The French New Wave of cinema founded by filmmakers such as Francois Truffaut and Jean-Luc Godard was inspired to a large extent by their love of American cinema. The love affair soured with the succeeding generation of auteurs, who turned their backs on Hollywood with a certain intellectual snobbery. Now a new generation of French filmmakers is learning to love American cinema all over again.
Call it the French New Wave 2.0.
Helmers such as Pierre Morel (“Taken”), Louis Leterrier (“Transporter 2”), Alexandre Aja (“Switchblade Romance”) and Jean-Francois Richet (“Public Enemy No. 1”) are making big-budget, commercial films that are as at home in the multiplex as they are in an arthouse.
They’re mostly working on genre films, whether action, horror, thrillers or graphic novel adaptations, and are equally comfortable working in English or French.
“There is a new wave of filmmakers who have grown up watching American films and they who don’t give a damn about the so-called French cinema d’auteur,” says Franck Ribiere, who co-founded shingle La Fabrique du Films with Verane Frediani in 2003 and launched Overlook Films — a nod to Stanley Kubrick’s “The Shining” — as a dedicated genre label at this year’s AFM. “These filmmakers often come in with no experience and no formal film education.
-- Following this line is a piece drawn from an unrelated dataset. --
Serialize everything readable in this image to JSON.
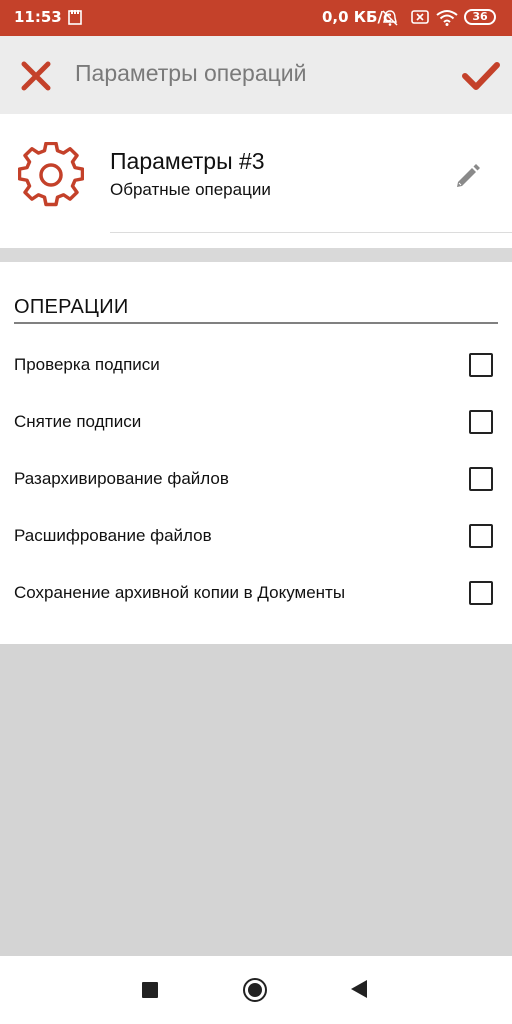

They just have a lot of talent and a vision that’s refreshing.”
The godfather of this new movement is Luc Besson, the prolific, multihyphenate whose Europacorp is essentially a French-based international film studio, financing, producing and distributing many of these up-and-coming filmmakers’ new projects.
Europacorp’s breakthrough came with frenetically paced actioner “Taxi,” that has since spawned three sequels and paved the way for the studio to make “The Transporter” series as well as fantasy fare such as “Arthur and the Invisibles.”
“The market has changed in France,” says Emmanuel Prevost, who produced both “Arthur and the Invisibles” and recent action hit “Go Fast.” “Luc Besson works like an American studio in that he respects the public. Now filmmakers are becoming less complex, and the advent of multiplex has had a big impact.”
These films are, in their own way, a reflection of the changes in French society.
Take Olivier Van Hoofstadt’s “Go Fast,” about a vengeful cop infiltrating a gang of drug smugglers, which has raced to more than $5 million in France despite middling reviews. The pic starred thesp Roschdy Zem, who is of North African origin, in the lead role. Zem’s ethnicity, however, was irrelevant to both the pic’s storyline and success with auds. That marks a sign of progression in terms of French auds’ acceptance of a multicultural society.
Similarly, Dany Boon’s “Bienvenue les ch’tis” (Welcome to the Sticks) featured two thesps — Boon and Kad Merad — whose origins were also North African. That didn’t stop it from becoming the highest-growing French pic of all time at the local box office, with a haul of almost $200 million.
“There has been a huge change in French cinema in terms of how many immigrants are appearing as actors in French films,” says helmer Jean-Francois Richet, whose two-part biopic “Public Enemy No. 1” about notorious French criminal Jacques Mesrine is one of the most highly anticipated French films of the year.
And while a number of the newest wave’s films have been commercially successful, they’re no longer relying on just the French market for revenue.
“We’re adapting the genre films we grew up on as teenagers, but doing them in a French style,” says cinematographer-turned-helmer Pierre Morel, who is lensing “From Paris With Love,” starring John Travolta.
That doesn’t mean these pics always will connect with French auds. While there has been a rise of French horror pics in recent years, that genre has often failed at the Franco box office. Pics like “Vinyan” and “Martyrs,” distribbed this year by Wild Bunch, did poorly.
“We had too many horror films in our lineup,” says Wild Bunch sales director Renaut Davy. “French folks are still more inclined to go see a film with a strong cast and a good director than a concept-driven movie.”
International appeal is helping French genre films grow, even if their performance in France is erratic.
“These films might not do great at the French box office, but they travel well,” says Harold Van Lier, Studio Canal’s head of international sales.
International sales shingle Films Distribution topper Nicholas Brigaud-Robert agrees.
His lineup is usually focused on arthouse fare, but he is now repping genre films, including gangster-cop-zombie pic “La Horde,” helmed by first-time directors Yannick Dahan and Benjamin Rocher.
“French genre films like ‘La Horde’ have a unique aesthetic that make them appealing to an international audience,” Brigaud-Robert says. “They’re not arthouse per se, but they’re not plainly mainstream either.”
And even if these helmers find French auds slower to embrace their popcorn-friendly fare, they can rest assured that the U.S. studios are all too happy to employ them.
Louis Leterrier helmed “The Incredible Hulk” this year and is prepping “Clash of the Titans” for Warner Bros., while Aja is set to helm “Piranha 3-D” for the Weinstein Co.
“I don’t even know if my next film will be a French or a U.S. production,” says Morel, who has several projects to choose from.